Audio fans, prepare yourself for the Second Coming ... of Blu-ray
High Fidelity Pure Audio – is this what your ears have been waiting for?
Record labels sue Pandora over vintage song royalties
Companies want payout on recordings made before 1972
Ex–Apple CEO John Sculley: Ousting Steve Jobs 'was a mistake'
Twenty-nine years later, post-Pepsi exec has flat-forehead moment
Zucker punched: Google gobbles Facebook-wooed Titan Aerospace
Up, up and away in my beautiful balloon flying broadband-bot
Apple DOMINATES the Valley, rakes in more profit than Google, HP, Intel, Cisco COMBINED
Cook & Co. also pay more taxes than those four worthies PLUS eBay and Oracle
Number crunching suggests Yahoo!
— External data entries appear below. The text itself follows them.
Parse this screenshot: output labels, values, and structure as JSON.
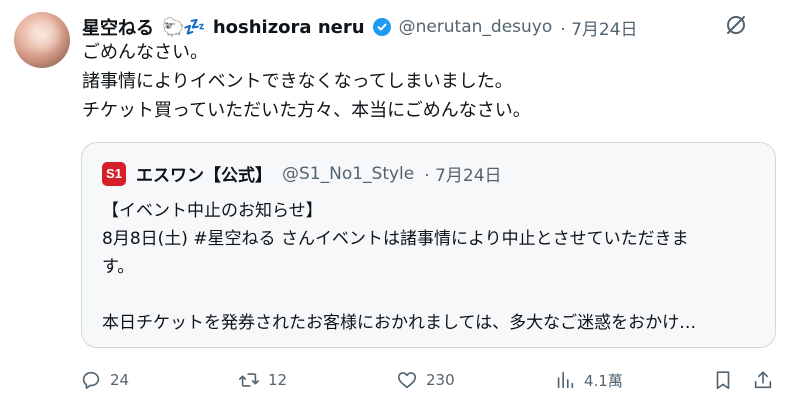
{
  "author": {
    "display_name": "星空ねる",
    "status_emoji": "🐑💤",
    "name_en": "hoshizora neru",
    "handle": "@nerutan_desuyo",
    "date": "· 7月24日"
  },
  "post": {
    "lines": [
      "ごめんなさい。",
      "諸事情によりイベントできなくなってしまいました。",
      "チケット買っていただいた方々、本当にごめんなさい。"
    ]
  },
  "quote": {
    "logo_text": "S1",
    "name": "エスワン【公式】",
    "handle": "@S1_No1_Style",
    "date": "· 7月24日",
    "lines": [
      "【イベント中止のお知らせ】",
      "8月8日(土) #星空ねる さんイベントは諸事情により中止とさせていただきま",
      "す。",
      "",
      "本日チケットを発券されたお客様におかれましては、多大なご迷惑をおかけ…"
    ]
  },
  "actions": {
    "replies": "24",
    "reposts": "12",
    "likes": "230",
    "views": "4.1萬"
  },
  "icons": {
    "more": "grok-icon",
    "reply": "reply-icon",
    "repost": "repost-icon",
    "like": "heart-icon",
    "views": "views-icon",
    "bookmark": "bookmark-icon",
    "share": "share-icon"
  },
  "colors": {
    "verified": "#1d9bf0",
    "muted": "#536471",
    "text": "#0f1419",
    "border": "#cfd9de",
    "logo": "#d71f2a"
  }
}
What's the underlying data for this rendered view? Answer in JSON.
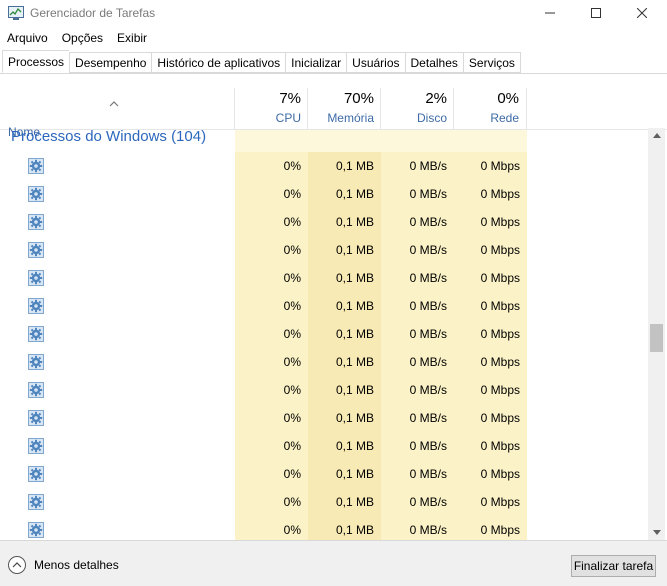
{
  "window": {
    "title": "Gerenciador de Tarefas",
    "icon": "task-manager-icon"
  },
  "menu": [
    "Arquivo",
    "Opções",
    "Exibir"
  ],
  "tabs": [
    {
      "label": "Processos",
      "active": true
    },
    {
      "label": "Desempenho",
      "active": false
    },
    {
      "label": "Histórico de aplicativos",
      "active": false
    },
    {
      "label": "Inicializar",
      "active": false
    },
    {
      "label": "Usuários",
      "active": false
    },
    {
      "label": "Detalhes",
      "active": false
    },
    {
      "label": "Serviços",
      "active": false
    }
  ],
  "columns": {
    "name": "Nome",
    "cpu": {
      "percent": "7%",
      "label": "CPU"
    },
    "memory": {
      "percent": "70%",
      "label": "Memória"
    },
    "disk": {
      "percent": "2%",
      "label": "Disco"
    },
    "network": {
      "percent": "0%",
      "label": "Rede"
    }
  },
  "group": {
    "title": "Processos do Windows (104)"
  },
  "rows": [
    {
      "icon": "gear-process-icon",
      "cpu": "0%",
      "memory": "0,1 MB",
      "disk": "0 MB/s",
      "network": "0 Mbps"
    },
    {
      "icon": "gear-process-icon",
      "cpu": "0%",
      "memory": "0,1 MB",
      "disk": "0 MB/s",
      "network": "0 Mbps"
    },
    {
      "icon": "gear-process-icon",
      "cpu": "0%",
      "memory": "0,1 MB",
      "disk": "0 MB/s",
      "network": "0 Mbps"
    },
    {
      "icon": "gear-process-icon",
      "cpu": "0%",
      "memory": "0,1 MB",
      "disk": "0 MB/s",
      "network": "0 Mbps"
    },
    {
      "icon": "gear-process-icon",
      "cpu": "0%",
      "memory": "0,1 MB",
      "disk": "0 MB/s",
      "network": "0 Mbps"
    },
    {
      "icon": "gear-process-icon",
      "cpu": "0%",
      "memory": "0,1 MB",
      "disk": "0 MB/s",
      "network": "0 Mbps"
    },
    {
      "icon": "gear-process-icon",
      "cpu": "0%",
      "memory": "0,1 MB",
      "disk": "0 MB/s",
      "network": "0 Mbps"
    },
    {
      "icon": "gear-process-icon",
      "cpu": "0%",
      "memory": "0,1 MB",
      "disk": "0 MB/s",
      "network": "0 Mbps"
    },
    {
      "icon": "gear-process-icon",
      "cpu": "0%",
      "memory": "0,1 MB",
      "disk": "0 MB/s",
      "network": "0 Mbps"
    },
    {
      "icon": "gear-process-icon",
      "cpu": "0%",
      "memory": "0,1 MB",
      "disk": "0 MB/s",
      "network": "0 Mbps"
    },
    {
      "icon": "gear-process-icon",
      "cpu": "0%",
      "memory": "0,1 MB",
      "disk": "0 MB/s",
      "network": "0 Mbps"
    },
    {
      "icon": "gear-process-icon",
      "cpu": "0%",
      "memory": "0,1 MB",
      "disk": "0 MB/s",
      "network": "0 Mbps"
    },
    {
      "icon": "gear-process-icon",
      "cpu": "0%",
      "memory": "0,1 MB",
      "disk": "0 MB/s",
      "network": "0 Mbps"
    },
    {
      "icon": "gear-process-icon",
      "cpu": "0%",
      "memory": "0,1 MB",
      "disk": "0 MB/s",
      "network": "0 Mbps"
    }
  ],
  "footer": {
    "less_details": "Menos detalhes",
    "end_task": "Finalizar tarefa"
  },
  "colors": {
    "accent_blue": "#2c67bd",
    "column_highlight": "#fbf3c7",
    "memory_highlight": "#f8eab4"
  }
}
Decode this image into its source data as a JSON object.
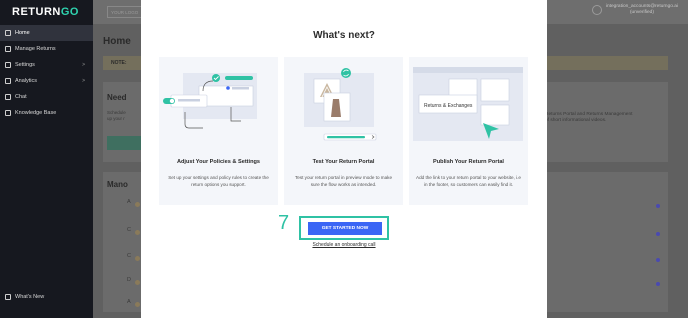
{
  "sidebar": {
    "logo_main": "RETURN",
    "logo_accent": "GO",
    "items": [
      {
        "label": "Home",
        "caret": ""
      },
      {
        "label": "Manage Returns",
        "caret": ""
      },
      {
        "label": "Settings",
        "caret": ">"
      },
      {
        "label": "Analytics",
        "caret": ">"
      },
      {
        "label": "Chat",
        "caret": ""
      },
      {
        "label": "Knowledge Base",
        "caret": ""
      }
    ],
    "whats_new": "What's New"
  },
  "topbar": {
    "logo_placeholder": "YOUR LOGO",
    "account_email": "integration_accounts@returngo.ai",
    "account_status": "(unverified)"
  },
  "background": {
    "page_title": "Home",
    "note_label": "NOTE:",
    "need_title": "Need",
    "sched_line1": "Schedule",
    "sched_line2": "up your r",
    "right_line1": "Returns Portal and Returns Management",
    "right_line2": "of short informational videos.",
    "manage_title": "Mano",
    "row_letters": [
      "A",
      "C",
      "C",
      "D",
      "A"
    ]
  },
  "modal": {
    "title": "What's next?",
    "steps": [
      {
        "title": "Adjust Your Policies & Settings",
        "desc": "Set up your settings and policy rules to create the return options you support."
      },
      {
        "title": "Test Your Return Portal",
        "desc": "Test your return portal in preview mode to make sure the flow works as intended."
      },
      {
        "title": "Publish Your Return Portal",
        "desc": "Add the link to your return portal to your website, i.e in the footer, so customers can easily find it."
      }
    ],
    "illus_label": "Returns & Exchanges",
    "cta_label": "GET STARTED NOW",
    "annotation_number": "7",
    "schedule_link": "Schedule an onboarding call"
  },
  "colors": {
    "accent_teal": "#2fc2a4",
    "cta_blue": "#3b66f5",
    "sidebar_bg": "#16181f"
  }
}
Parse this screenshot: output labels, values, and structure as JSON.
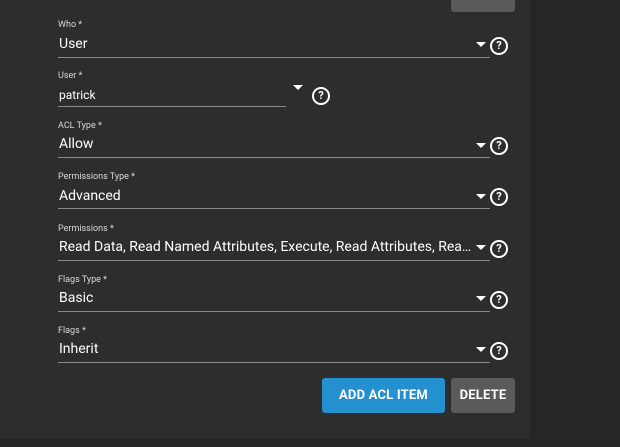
{
  "fields": [
    {
      "label": "Who *",
      "value": "User"
    },
    {
      "label": "User *",
      "value": "patrick"
    },
    {
      "label": "ACL Type *",
      "value": "Allow"
    },
    {
      "label": "Permissions Type *",
      "value": "Advanced"
    },
    {
      "label": "Permissions *",
      "value": "Read Data, Read Named Attributes, Execute, Read Attributes, Rea…"
    },
    {
      "label": "Flags Type *",
      "value": "Basic"
    },
    {
      "label": "Flags *",
      "value": "Inherit"
    }
  ],
  "help_glyph": "?",
  "buttons": {
    "add_acl_item": "ADD ACL ITEM",
    "delete": "DELETE"
  },
  "icons": {
    "dropdown": "chevron-down-icon",
    "help": "help-circle-icon"
  }
}
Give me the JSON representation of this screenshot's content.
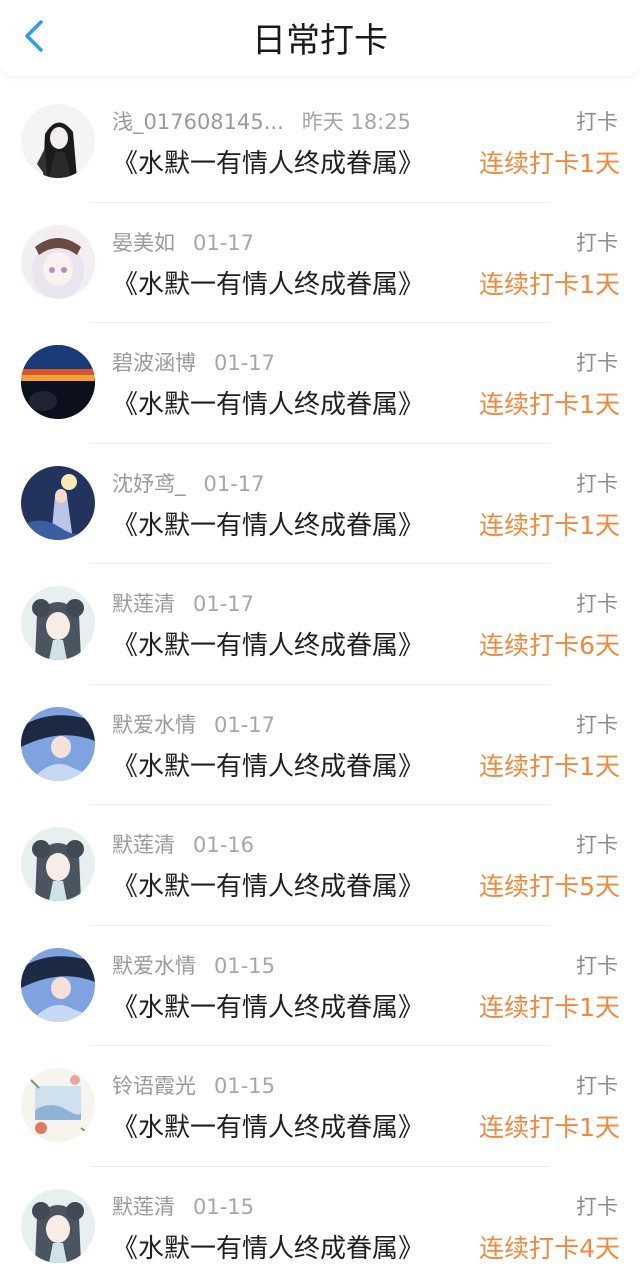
{
  "header": {
    "title": "日常打卡",
    "back_icon": "chevron-left-icon"
  },
  "colors": {
    "accent_blue": "#2c9cf0",
    "streak_orange": "#f0883e",
    "meta_gray": "#9a9a9a",
    "title_dark": "#1f1f1f"
  },
  "entries": [
    {
      "username": "浅_017608145...",
      "time": "昨天 18:25",
      "action": "打卡",
      "book": "《水默一有情人终成眷属》",
      "streak": "连续打卡1天"
    },
    {
      "username": "晏美如",
      "time": "01-17",
      "action": "打卡",
      "book": "《水默一有情人终成眷属》",
      "streak": "连续打卡1天"
    },
    {
      "username": "碧波涵博",
      "time": "01-17",
      "action": "打卡",
      "book": "《水默一有情人终成眷属》",
      "streak": "连续打卡1天"
    },
    {
      "username": "沈妤鸢_",
      "time": "01-17",
      "action": "打卡",
      "book": "《水默一有情人终成眷属》",
      "streak": "连续打卡1天"
    },
    {
      "username": "默莲清",
      "time": "01-17",
      "action": "打卡",
      "book": "《水默一有情人终成眷属》",
      "streak": "连续打卡6天"
    },
    {
      "username": "默爱水情",
      "time": "01-17",
      "action": "打卡",
      "book": "《水默一有情人终成眷属》",
      "streak": "连续打卡1天"
    },
    {
      "username": "默莲清",
      "time": "01-16",
      "action": "打卡",
      "book": "《水默一有情人终成眷属》",
      "streak": "连续打卡5天"
    },
    {
      "username": "默爱水情",
      "time": "01-15",
      "action": "打卡",
      "book": "《水默一有情人终成眷属》",
      "streak": "连续打卡1天"
    },
    {
      "username": "铃语霞光",
      "time": "01-15",
      "action": "打卡",
      "book": "《水默一有情人终成眷属》",
      "streak": "连续打卡1天"
    },
    {
      "username": "默莲清",
      "time": "01-15",
      "action": "打卡",
      "book": "《水默一有情人终成眷属》",
      "streak": "连续打卡4天"
    }
  ]
}
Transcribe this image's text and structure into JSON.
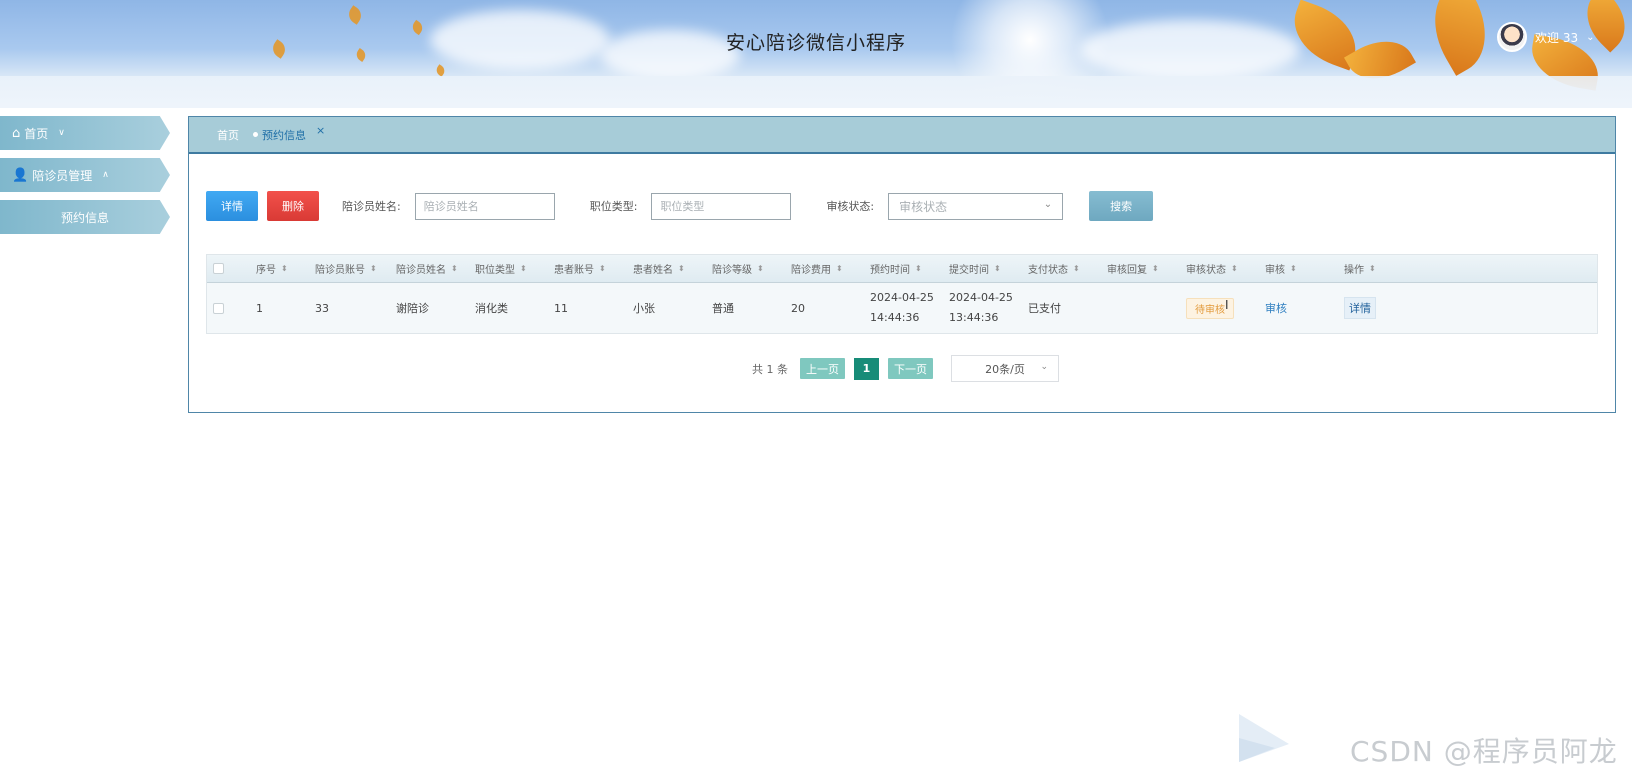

US is worth less than nothing
China and Japan holdings worth more than entire company
prev story

Whitepapers

SANS - Survey on application security programs
In this whitepaper learn about the state of application security programs and practices of 488 surveyed respondents, and discover how mature and effective these programs are.
Combat fraud and increase customer satisfaction
Based on their experience using HP ArcSight Enterprise Security Manager for IT security operations, Finansbank moved to HP ArcSight ESM for fraud management.
The benefits of software based PBX
Why you should break free from your proprietary PBX and how to leverage your existing server hardware.
Top three mobile application threats
Learn about three of the top mobile application security threats facing businesses today and recommendations on how to mitigate the risk.
3 Big data security analytics techniques
Applying these Big Data security analytics techniques can help you make your business safer by detecting attacks early, before significant damage is done.